Individual Skill Development and Enhancement
Born in a small rural town in Wisconsin, I grew up in poverty and my early life was marked by a number of struggles. At home, my two siblings and I were often left to fend for ourselves, as one parent was absent and apathetic, while the other dealt with alcoholism and doled out abuse. To add to this, we were a biracial family with Mexican heritage, and even with a lighter-skinned appearance, I faced discrimination, prejudice, and even outright racism, which was a painful reminder that bigotry knows no boundaries. The safest option was for me to leave where I grew up at age seventeen, and move to Eau Claire. Cut off from my family and support systems, I struggled with food and housing insecurity. Thankfully, I was given a scholarship to the University of Wisconsin–Eau Claire to pursue a Bachelor’s degree.
Although a college education was not the highest priority for me (and I sometimes encountered difficulties as a neurodivergent student), the scholarship was an incredible opportunity, and since graduating, I realize the importance of education and life-long learning. As a woman of color and third-generation immigrant, I always held the belief that there’s much more to the world than what we see in our own backyards. I found solace in learning about the world and how nations interact on a global scale. Studying world politics, I saw the ways varying nations can work toward similar goals, and felt more equipped to tackle challenges with a broadened, global mindset. It taught me the value of diplomacy, how to work well in groups, how to lead with an open mind, and to welcome other opinions and backgrounds.

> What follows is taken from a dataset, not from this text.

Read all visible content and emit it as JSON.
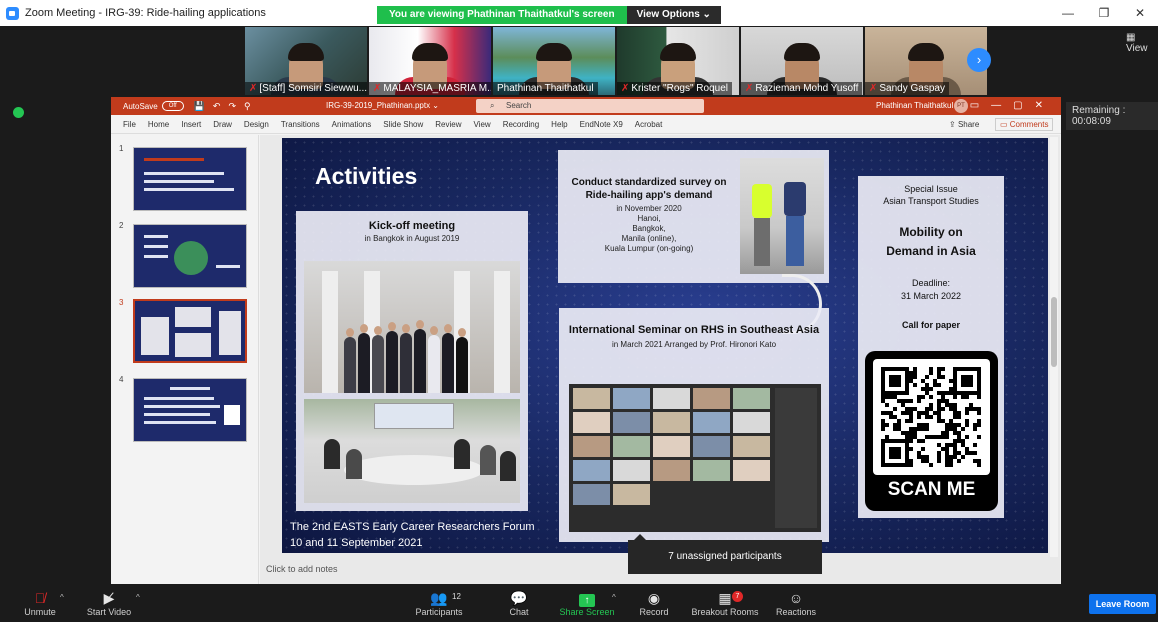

Amidst the struggles I encountered along the way, I found solace and healing through illustrations and storytelling. Artistic expressions have been a refuge my entire life, a way for me to process and make sense of the world around me. Likewise, I sought solace and connection within my community, forging meaningful, supportive relationships. Healing cannot be achieved in isolation. Though difficult at times, I reached out for support and found a multitude of resources that nurtured and uplifted me.
Inspired by the kindness and compassion I received, I want to give back to those who have experienced similar struggles. As someone with a biracial background and neurodivergent learning style, I aim to work with individuals with similar upbringings – and those who have experienced neglect, abuse, trauma, or even bigotry – to demonstrate how, despite circumstances being stacked against us, we can succeed together.